‘Mafia Terror’ Blamed in Blast at Italy Museum
A terrorist bomb that killed five people outside Florence’s Uffizi Palace early Thursday destroyed several minor 17th-Century works of Italian art and damaged some works by renowned artists but left the museum’s most famous paintings and sculptures unharmed.
Italy’s interior minister promptly called the bombing the work of “Mafia terrorism” at a time when Italian authorities are waging their most successful campaign ever against organized crime.
The bomb, planted in a parked car that had been stolen hours earlier, dug a crater 10 feet wide and 6 feet deep between the 16th-Century Uffizi Palace and an agricultural archive across the street. Police said they had a description of a man who walked away from the car shortly before the blast.
The explosion demolished the four-story archive building, killing its custodian, her husband, their 8-year-old daughter and their 9-month-old baby. Police found an additional body, that of a 22-year-old architecture student who lived across an alley from the Uffizi’s heavily damaged west wing. About 30 people were injured.
The Uffizi was less severely damaged than the archive building, although most of its windows were blown out by the force of the blast. Museum officials said that recently installed bulletproof glass had protected some of the gallery’s best-known paintings, most of them located a considerable distance from the blast, from flying debris.
The museum houses Italy’s most precious art collection, including Sandro Botticelli’s “Birth of Venus,” Leonardo da Vinci’s “Adoration of the Magi” and Michelangelo’s “Doni Tondo,” his only completed oil painting. Also in the collection is the “Medici Venus,” a 2,000-year-old marble sculpture that had been in the collection of Florence’s ruling Medici family.
The three paintings that were destroyed were the “Birth of Christ” by Gherardo Delle Notti and “Buonaventura” and “Ciclo Viti” by Bartolomeo Manfredi.
Among those damaged, mostly by flying glass, were works by the 17th-Century Flemish masters Peter Paul Rubens and Anthony Van Dyck.
In the sculpture collection, the legs were blown off a Roman statue of the weeping Greek goddess Niobe, distraught over the murder of her 12 children who were killed by Apollo and Artemis.
Uffizi Director Anna Maria Petrioli Tofani said that all the damaged statues could be restored. She estimated the damage at “millions of dollars.”
The massive palace, constructed in 1560 for Cosimo I, one of the Medici dukes, is itself a work of art. “The building itself has suffered major structural damage,” Francesco Sisinni, director general of the Culture Ministry, said.
Sisinni said the palace will be closed for at least two months.

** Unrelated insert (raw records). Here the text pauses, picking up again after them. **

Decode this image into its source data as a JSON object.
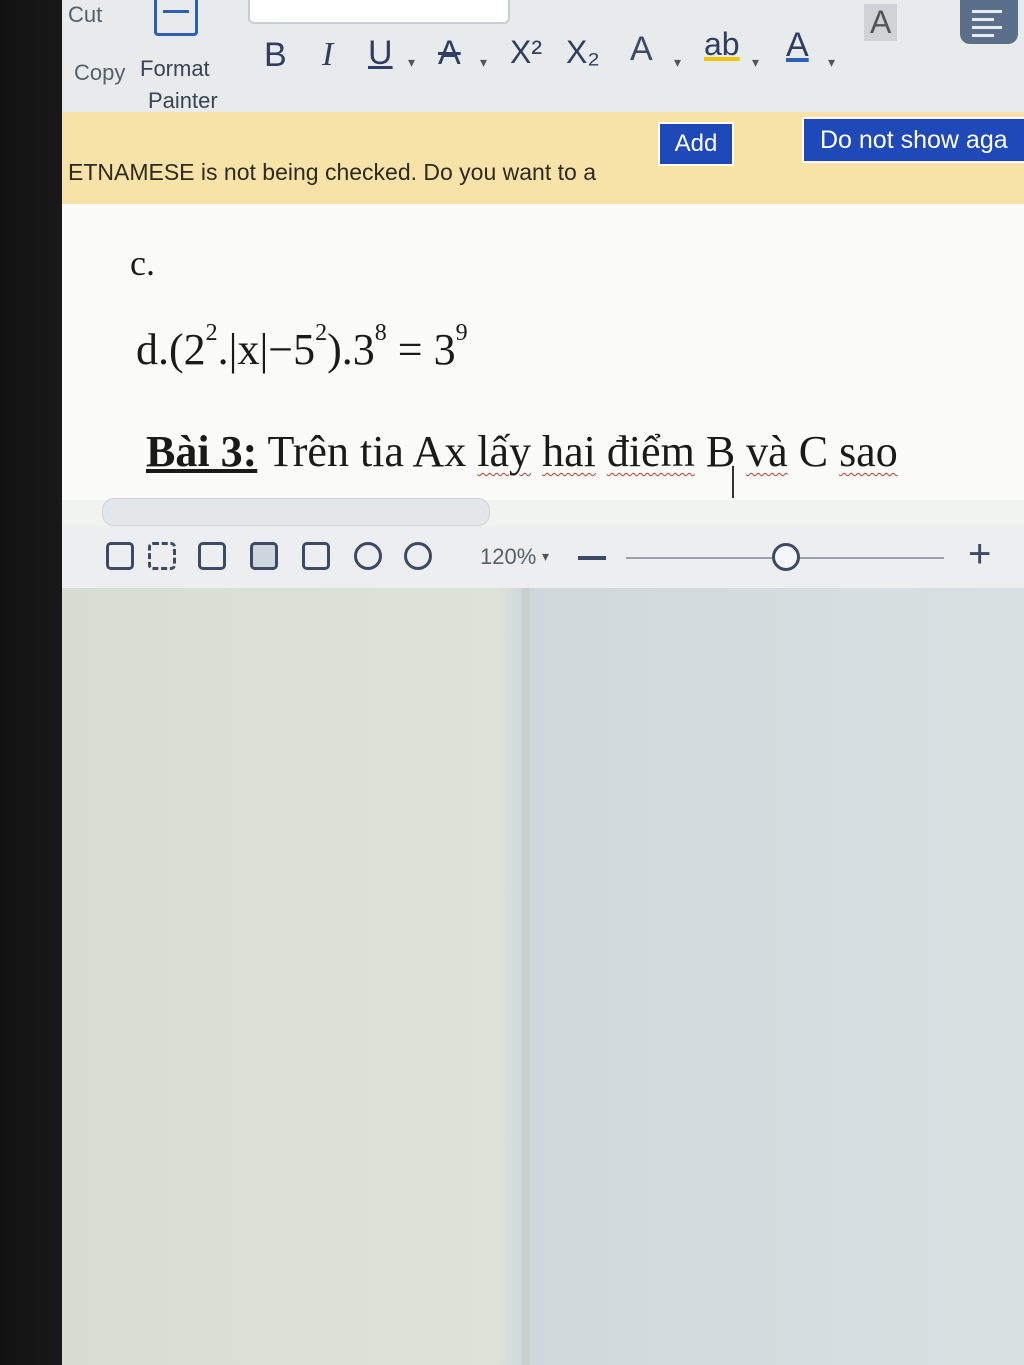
{
  "ribbon": {
    "cut_label": "Cut",
    "copy_label": "Copy",
    "format_painter_line1": "Format",
    "format_painter_line2": "Painter",
    "format_buttons": {
      "bold": "B",
      "italic": "I",
      "underline": "U",
      "strikethrough": "A",
      "superscript": "X²",
      "subscript": "X₂",
      "text_effects": "A",
      "highlight": "ab",
      "font_color": "A",
      "char_shading": "A"
    }
  },
  "notification": {
    "message": "ETNAMESE is not being checked. Do you want to a",
    "add_label": "Add",
    "dismiss_label": "Do not show aga"
  },
  "document": {
    "line_c": "c.",
    "line_d": {
      "prefix": "d.(2",
      "exp1": "2",
      "mid1": ".|x|−5",
      "exp2": "2",
      "mid2": ").3",
      "exp3": "8",
      "mid3": " = 3",
      "exp4": "9"
    },
    "bai3": {
      "label": "Bài 3:",
      "w1": "Trên tia Ax",
      "w2": "lấy",
      "w3": "hai",
      "w4": "điểm",
      "w5": "B",
      "w6": "và",
      "w7": "C",
      "w8": "sao"
    }
  },
  "statusbar": {
    "zoom_level": "120%",
    "zoom_minus": "−",
    "zoom_plus": "+",
    "zoom_fraction": 0.5
  },
  "colors": {
    "accent_blue": "#1f48b8",
    "notify_bg": "#f7e2a8",
    "ribbon_icon": "#2f3e63"
  }
}
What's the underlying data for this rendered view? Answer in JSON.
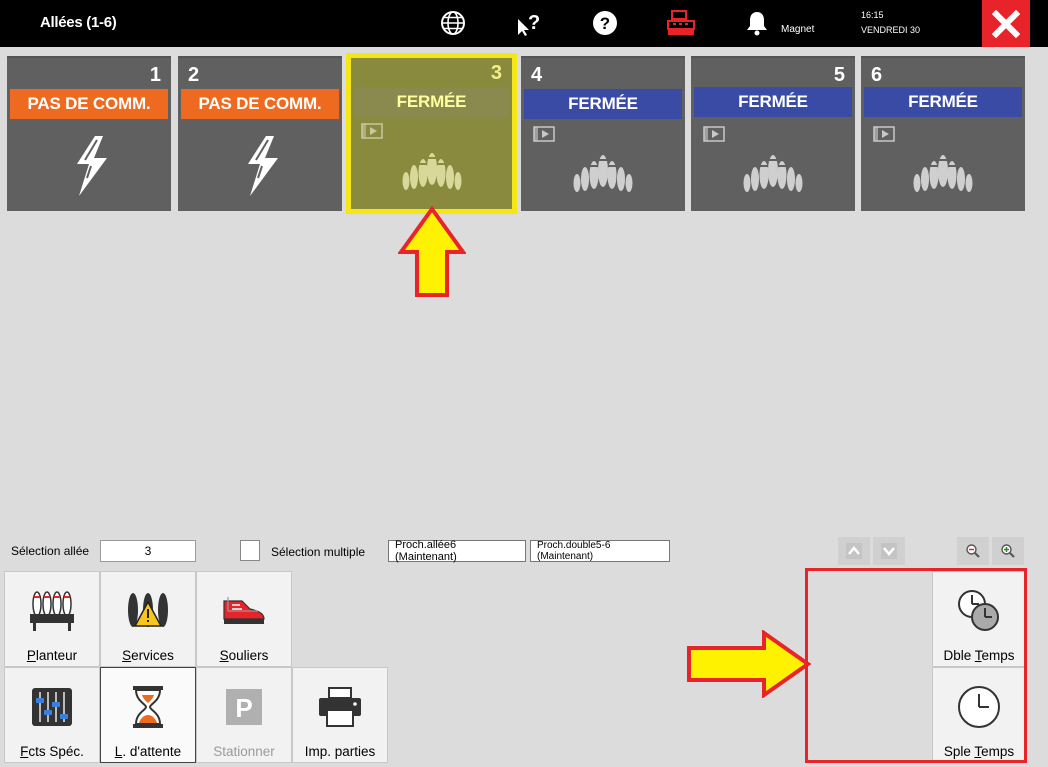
{
  "header": {
    "title": "Allées (1-6)",
    "user": "Magnet",
    "time": "16:15",
    "date": "VENDREDI 30",
    "close_icon": "close-icon"
  },
  "lanes": [
    {
      "number": "1",
      "status": "PAS DE COMM.",
      "status_color": "#ee6a21",
      "icon": "lightning-icon"
    },
    {
      "number": "2",
      "status": "PAS DE COMM.",
      "status_color": "#ee6a21",
      "icon": "lightning-icon"
    },
    {
      "number": "3",
      "status": "FERMÉE",
      "status_color": "#8a8a4e",
      "icon": "bowling-pins-icon",
      "selected": true
    },
    {
      "number": "4",
      "status": "FERMÉE",
      "status_color": "#3a4ba6",
      "icon": "bowling-pins-icon"
    },
    {
      "number": "5",
      "status": "FERMÉE",
      "status_color": "#3a4ba6",
      "icon": "bowling-pins-icon"
    },
    {
      "number": "6",
      "status": "FERMÉE",
      "status_color": "#3a4ba6",
      "icon": "bowling-pins-icon"
    }
  ],
  "controls": {
    "selection_label": "Sélection allée",
    "selection_value": "3",
    "multiple_label": "Sélection multiple",
    "next_lane_btn": "Proch.allée6 (Maintenant)",
    "next_double_btn": "Proch.double5-6 (Maintenant)"
  },
  "tools": {
    "planteur": {
      "first": "P",
      "rest": "lanteur"
    },
    "services": {
      "first": "S",
      "rest": "ervices"
    },
    "souliers": {
      "first": "S",
      "rest": "ouliers"
    },
    "fcts": {
      "first": "F",
      "rest": "cts Spéc."
    },
    "attente": {
      "first": "L",
      "rest": ". d'attente"
    },
    "stationner": {
      "first": "",
      "rest": "Stationner"
    },
    "imp": {
      "first": "",
      "rest": "Imp. parties"
    },
    "dble": {
      "pre": "Dble ",
      "first": "T",
      "rest": "emps"
    },
    "sple": {
      "pre": "Sple ",
      "first": "T",
      "rest": "emps"
    }
  },
  "colors": {
    "accent_red": "#e8232a",
    "highlight_yellow": "#f5e717",
    "orange": "#ee6a21",
    "blue": "#3a4ba6"
  }
}
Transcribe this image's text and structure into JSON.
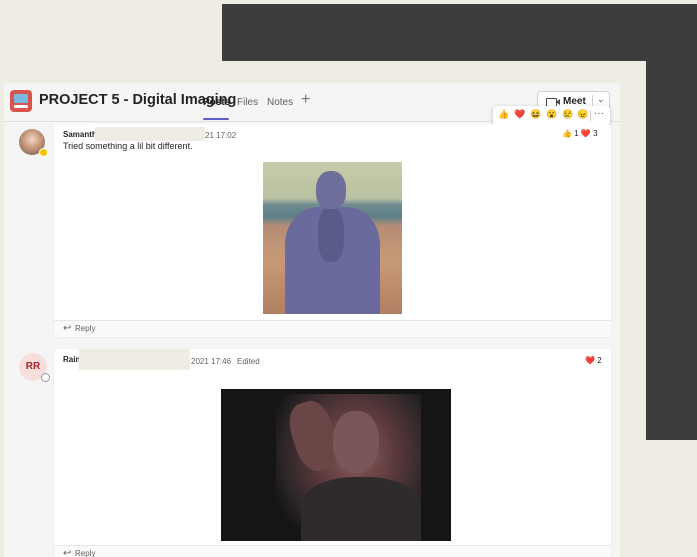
{
  "header": {
    "team_title": "PROJECT 5 - Digital Imaging",
    "tabs": [
      {
        "label": "Posts",
        "active": true
      },
      {
        "label": "Files",
        "active": false
      },
      {
        "label": "Notes",
        "active": false
      }
    ],
    "add_tab_glyph": "+",
    "meet_label": "Meet",
    "icons": [
      "team-icon",
      "video-camera-icon",
      "chevron-down-icon",
      "add-icon"
    ]
  },
  "reaction_picker": {
    "emojis": [
      "👍",
      "❤️",
      "😆",
      "😮",
      "😢",
      "😠"
    ],
    "more_glyph": "···"
  },
  "posts": [
    {
      "author_visible": "Samanth",
      "timestamp_visible": "21 17:02",
      "message": "Tried something a lil bit different.",
      "reactions": [
        {
          "emoji": "👍",
          "count": "1"
        },
        {
          "emoji": "❤️",
          "count": "3"
        }
      ],
      "reply_label": "Reply",
      "avatar_status": "away"
    },
    {
      "author_visible": "Rain",
      "avatar_initials": "RR",
      "timestamp_visible": "2021 17:46",
      "edited_label": "Edited",
      "reactions": [
        {
          "emoji": "❤️",
          "count": "2"
        }
      ],
      "reply_label": "Reply",
      "avatar_status": "offline"
    }
  ],
  "colors": {
    "accent": "#5b5fc7",
    "heart": "#c4314b",
    "like": "#f0b42a",
    "avatar_rr_bg": "#f9dede",
    "avatar_rr_text": "#a4262c"
  }
}
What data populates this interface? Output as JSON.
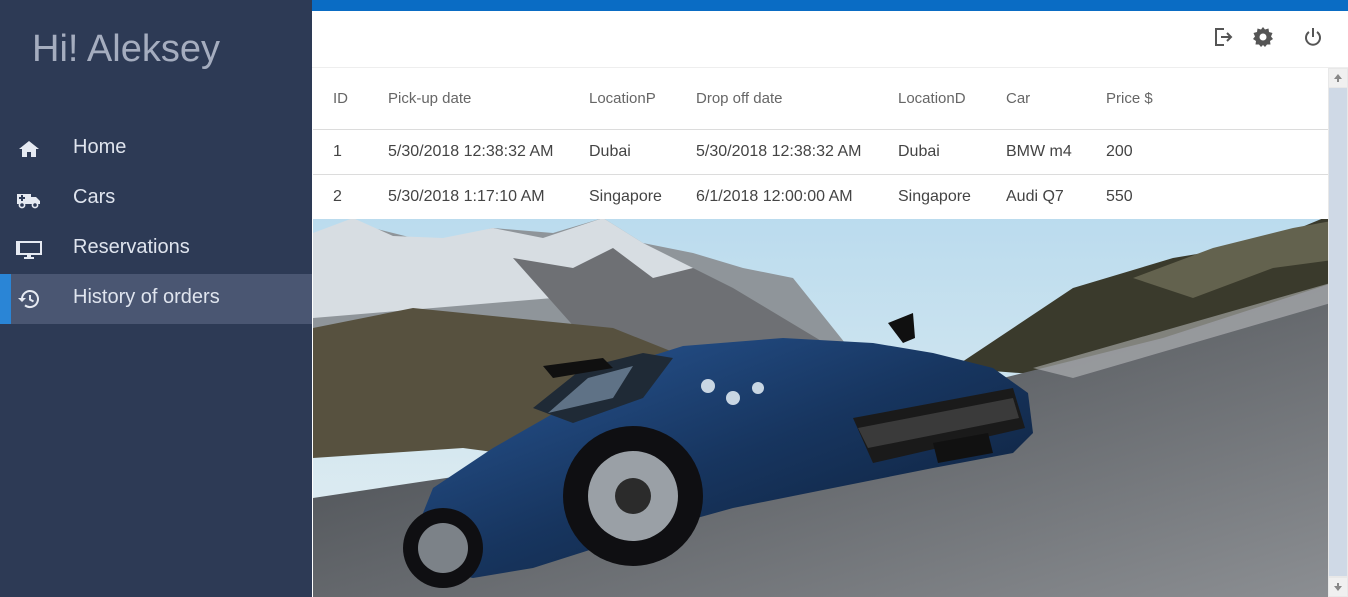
{
  "sidebar": {
    "greeting": "Hi! Aleksey",
    "items": [
      {
        "label": "Home",
        "icon": "home-icon"
      },
      {
        "label": "Cars",
        "icon": "truck-icon"
      },
      {
        "label": "Reservations",
        "icon": "monitor-icon"
      },
      {
        "label": "History of orders",
        "icon": "history-icon",
        "active": true
      }
    ]
  },
  "header": {
    "icons": [
      "logout-icon",
      "gear-icon",
      "power-icon"
    ]
  },
  "table": {
    "columns": [
      "ID",
      "Pick-up date",
      "LocationP",
      "Drop off date",
      "LocationD",
      "Car",
      "Price $"
    ],
    "rows": [
      [
        "1",
        "5/30/2018 12:38:32 AM",
        "Dubai",
        "5/30/2018 12:38:32 AM",
        "Dubai",
        "BMW m4",
        "200"
      ],
      [
        "2",
        "5/30/2018 1:17:10 AM",
        "Singapore",
        "6/1/2018 12:00:00 AM",
        "Singapore",
        "Audi Q7",
        "550"
      ]
    ]
  },
  "colors": {
    "sidebar_bg": "#2d3a55",
    "active_item_bg": "#4a5672",
    "accent": "#2a85d6",
    "topbar": "#0a6cc4"
  },
  "background": {
    "scene": "sports-car-on-mountain-road"
  }
}
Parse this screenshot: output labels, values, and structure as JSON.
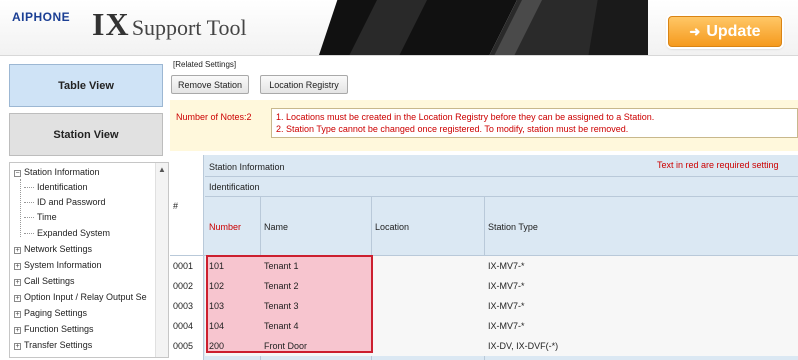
{
  "header": {
    "brand": "AIPHONE",
    "title_big": "IX",
    "title_rest": "Support Tool",
    "update_label": "Update"
  },
  "views": {
    "table_view": "Table View",
    "station_view": "Station View"
  },
  "tree": {
    "items": [
      {
        "label": "Station Information",
        "expanded": true
      },
      {
        "label": "Network Settings"
      },
      {
        "label": "System Information"
      },
      {
        "label": "Call Settings"
      },
      {
        "label": "Option Input / Relay Output Se"
      },
      {
        "label": "Paging Settings"
      },
      {
        "label": "Function Settings"
      },
      {
        "label": "Transfer Settings"
      }
    ],
    "children": [
      "Identification",
      "ID and Password",
      "Time",
      "Expanded System"
    ]
  },
  "related": {
    "label": "[Related Settings]",
    "remove_station": "Remove Station",
    "location_registry": "Location Registry"
  },
  "notes": {
    "label": "Number of Notes:2",
    "line1": "1. Locations must be created in the Location Registry before they can be assigned to a Station.",
    "line2": "2. Station Type cannot be changed once registered. To modify, station must be removed."
  },
  "table": {
    "group_header": "Station Information",
    "sub_header": "Identification",
    "required_note": "Text in red are required setting",
    "hash": "#",
    "columns": {
      "number": "Number",
      "name": "Name",
      "location": "Location",
      "station_type": "Station Type"
    },
    "rows": [
      {
        "idx": "0001",
        "number": "101",
        "name": "Tenant 1",
        "location": "",
        "type": "IX-MV7-*"
      },
      {
        "idx": "0002",
        "number": "102",
        "name": "Tenant 2",
        "location": "",
        "type": "IX-MV7-*"
      },
      {
        "idx": "0003",
        "number": "103",
        "name": "Tenant 3",
        "location": "",
        "type": "IX-MV7-*"
      },
      {
        "idx": "0004",
        "number": "104",
        "name": "Tenant 4",
        "location": "",
        "type": "IX-MV7-*"
      },
      {
        "idx": "0005",
        "number": "200",
        "name": "Front Door",
        "location": "",
        "type": "IX-DV, IX-DVF(-*)"
      }
    ]
  },
  "colors": {
    "brand_blue": "#1b3f94",
    "update_orange": "#f59a1e",
    "required_red": "#cc0000",
    "highlight_border": "#cc1f2f",
    "highlight_fill": "#f7c5cf"
  }
}
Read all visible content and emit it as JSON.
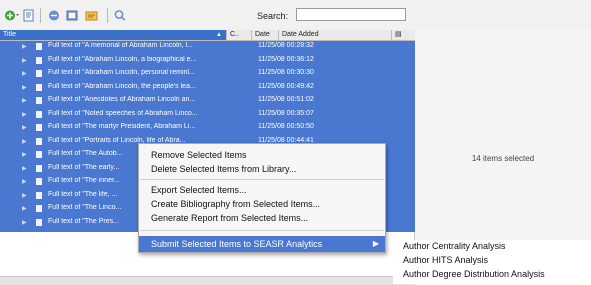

Workers quickly removed the paintings from the third-floor galleries, which hold the museum’s most precious works, before rain could pour in through broken skylights and cause more damage.
The archive across the street from the Uffizi Palace, the Accademia dei Georgofili, is the oldest such academy in the world. It housed thousands of centuries-old agricultural documents, many of which were buried under rubble left by the bomb.
Also damaged was the “Madonna alla Costa,” completed in 1300 by the Italian master Giotto. That work was in a 12th-Century church behind the agricultural archive.
“We wonder what devils or demons want to strike at Florence, the heart of our history and of world culture,” movie producer Franco Zeffirelli said. “We’re on the verge of an apocalypse. This is an attack on . . . the cultural identity of the world.”
Thursday’s bombing, shortly after 1 a.m. local time, bore striking resemblance to the bombing in the posh Roman neighborhood of Parioli 13 days earlier. That explosion, also a car bomb, left a huge crater and injured 23 people.
“It’s Mafia terrorism,” said Interior Minister Nicola Mancino. “There are similarities” with the Parioli bombing, he said, “even though the amount of explosives was probably greater” in the Florence bombing.
Mancino warned last Sunday, after a memorial service for a judge who was blown up by the Mafia last year, that Italy should expect more bombings.
Sociologist Pino Arlacchi, a consultant to the Italian government on organized crime, said: “The only destructive force that we know for sure is working in Italy now is Cosa Nostra, and at this moment it’s threatened by the state.
“We mustn’t lose our head,” Arlacchi said. “This is what the Mafia wants--to distract the forces that are involved in fighting it.”
Organized crime has been repeatedly hammered in recent months in the Italian government’s most successful counterattack against the Sicilian Mafia and its cousins on the mainland. Authorities are investigating possible connections between the Mafia and such politicians as former Prime Minister Giulio Andreotti.
Times researcher Rosanna Montalbano contributed to this story.